Yogita Jethmalani and Erin M. Green* Pages 1 - 9 ( 9 )
The post-translational modifications (PTM) of proteins are crucial for cells to survive under diverse environmental conditions and to respond to stimuli. PTMs are known to govern a broad array of cellular processes including signal transduction and chromatin regulation. The PTM lysine methylation has been extensively studied within the context of chromatin and the epigenetic regulation of the genome. However, it has also emerged as a critical regulator of non-histone proteins important for signal transduction pathways. While the number of known non-histone protein methylation events is increasing, the molecular functions of many of these modifications are not yet known. Proteomic studies of the model system Saccharomyces cerevisiae suggest lysine methylation may regulate a diversity of pathways including transcription, RNA processing, translation, and signal transduction cascades. However, there has still been relatively little investigation of lysine methylation as a broad cellular regulator beyond chromatin and transcription. Here, we outline our current state of understanding of non-histone protein methylation in yeast and propose ways in which the yeast system can be leveraged to develop a much more complete picture of molecular mechanisms through which lysine methylation regulates cellular functions.
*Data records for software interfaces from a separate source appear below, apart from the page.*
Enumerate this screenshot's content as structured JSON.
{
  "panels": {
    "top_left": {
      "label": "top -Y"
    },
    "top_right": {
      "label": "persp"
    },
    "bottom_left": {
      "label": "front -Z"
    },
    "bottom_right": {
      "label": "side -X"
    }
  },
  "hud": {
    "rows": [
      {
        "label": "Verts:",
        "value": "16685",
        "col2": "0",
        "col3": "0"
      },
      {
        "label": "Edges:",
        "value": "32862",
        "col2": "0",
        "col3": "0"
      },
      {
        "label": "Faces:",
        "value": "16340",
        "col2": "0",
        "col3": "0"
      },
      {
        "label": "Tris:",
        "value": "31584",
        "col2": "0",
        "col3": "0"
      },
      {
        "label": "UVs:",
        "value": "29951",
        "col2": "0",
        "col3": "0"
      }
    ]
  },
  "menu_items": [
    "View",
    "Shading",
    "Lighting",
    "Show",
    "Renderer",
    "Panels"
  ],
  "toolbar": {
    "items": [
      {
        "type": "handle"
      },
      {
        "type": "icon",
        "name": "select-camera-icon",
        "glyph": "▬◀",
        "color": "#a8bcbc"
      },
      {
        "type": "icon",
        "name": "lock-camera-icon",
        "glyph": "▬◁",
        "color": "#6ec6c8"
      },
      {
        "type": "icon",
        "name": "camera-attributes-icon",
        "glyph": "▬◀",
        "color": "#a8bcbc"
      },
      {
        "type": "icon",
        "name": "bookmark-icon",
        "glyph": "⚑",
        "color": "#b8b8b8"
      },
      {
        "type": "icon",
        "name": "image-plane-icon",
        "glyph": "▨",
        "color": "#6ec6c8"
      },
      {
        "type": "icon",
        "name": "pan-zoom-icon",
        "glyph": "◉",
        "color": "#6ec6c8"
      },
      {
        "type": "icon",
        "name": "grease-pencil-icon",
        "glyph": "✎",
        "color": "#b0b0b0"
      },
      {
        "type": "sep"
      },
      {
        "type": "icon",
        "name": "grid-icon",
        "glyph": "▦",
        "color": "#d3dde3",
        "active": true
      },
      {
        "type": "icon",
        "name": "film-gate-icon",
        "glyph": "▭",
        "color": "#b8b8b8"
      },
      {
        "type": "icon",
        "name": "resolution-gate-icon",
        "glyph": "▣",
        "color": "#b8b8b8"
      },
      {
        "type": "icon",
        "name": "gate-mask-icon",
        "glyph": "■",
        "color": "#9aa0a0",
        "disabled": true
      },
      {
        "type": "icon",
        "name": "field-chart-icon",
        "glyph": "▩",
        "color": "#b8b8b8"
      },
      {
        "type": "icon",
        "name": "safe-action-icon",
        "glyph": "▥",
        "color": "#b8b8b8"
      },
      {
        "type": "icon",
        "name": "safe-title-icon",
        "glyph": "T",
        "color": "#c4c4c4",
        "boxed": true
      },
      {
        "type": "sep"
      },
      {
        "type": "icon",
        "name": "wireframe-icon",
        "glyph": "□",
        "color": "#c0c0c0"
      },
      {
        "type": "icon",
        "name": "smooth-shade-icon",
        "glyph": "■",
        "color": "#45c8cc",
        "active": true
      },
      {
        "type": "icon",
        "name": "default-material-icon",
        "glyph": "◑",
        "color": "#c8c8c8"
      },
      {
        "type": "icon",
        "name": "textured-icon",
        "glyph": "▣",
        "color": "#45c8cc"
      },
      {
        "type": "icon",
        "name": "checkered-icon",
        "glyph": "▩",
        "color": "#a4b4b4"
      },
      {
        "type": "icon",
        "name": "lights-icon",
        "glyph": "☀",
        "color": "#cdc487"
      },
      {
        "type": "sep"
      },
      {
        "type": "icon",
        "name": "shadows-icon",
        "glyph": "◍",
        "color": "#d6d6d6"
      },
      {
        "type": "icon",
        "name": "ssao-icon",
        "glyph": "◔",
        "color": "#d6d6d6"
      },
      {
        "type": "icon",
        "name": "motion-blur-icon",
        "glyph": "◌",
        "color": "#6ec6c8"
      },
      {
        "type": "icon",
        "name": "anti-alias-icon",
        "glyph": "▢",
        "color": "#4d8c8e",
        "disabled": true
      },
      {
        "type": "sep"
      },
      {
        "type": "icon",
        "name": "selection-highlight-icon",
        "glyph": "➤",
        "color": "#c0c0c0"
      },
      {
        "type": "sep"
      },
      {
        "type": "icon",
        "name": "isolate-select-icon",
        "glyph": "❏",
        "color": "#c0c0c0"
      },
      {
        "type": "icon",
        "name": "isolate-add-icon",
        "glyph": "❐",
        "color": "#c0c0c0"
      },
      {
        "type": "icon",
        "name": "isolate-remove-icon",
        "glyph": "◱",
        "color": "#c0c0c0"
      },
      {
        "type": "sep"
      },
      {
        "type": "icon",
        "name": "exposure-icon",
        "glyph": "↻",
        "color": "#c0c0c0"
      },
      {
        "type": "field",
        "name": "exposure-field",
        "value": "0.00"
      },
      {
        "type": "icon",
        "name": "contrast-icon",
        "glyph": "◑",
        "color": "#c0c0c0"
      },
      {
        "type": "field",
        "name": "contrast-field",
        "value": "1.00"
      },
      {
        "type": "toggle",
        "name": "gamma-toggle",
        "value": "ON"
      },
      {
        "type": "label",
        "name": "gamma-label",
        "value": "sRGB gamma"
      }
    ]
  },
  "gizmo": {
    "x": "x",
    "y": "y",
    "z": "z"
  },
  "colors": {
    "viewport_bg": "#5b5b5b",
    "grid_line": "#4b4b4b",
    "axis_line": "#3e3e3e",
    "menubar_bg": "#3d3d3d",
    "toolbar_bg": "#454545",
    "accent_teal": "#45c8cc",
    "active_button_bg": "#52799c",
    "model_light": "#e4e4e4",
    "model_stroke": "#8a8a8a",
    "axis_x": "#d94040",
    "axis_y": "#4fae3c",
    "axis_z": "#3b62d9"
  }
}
Post-translational modification, methylation, yeast, signaling, transcription, translation.
Department of Biological Sciences, University of Maryland Baltimore County, Baltimore, MD, Department of Biological Sciences, University of Maryland Baltimore County, Baltimore, MD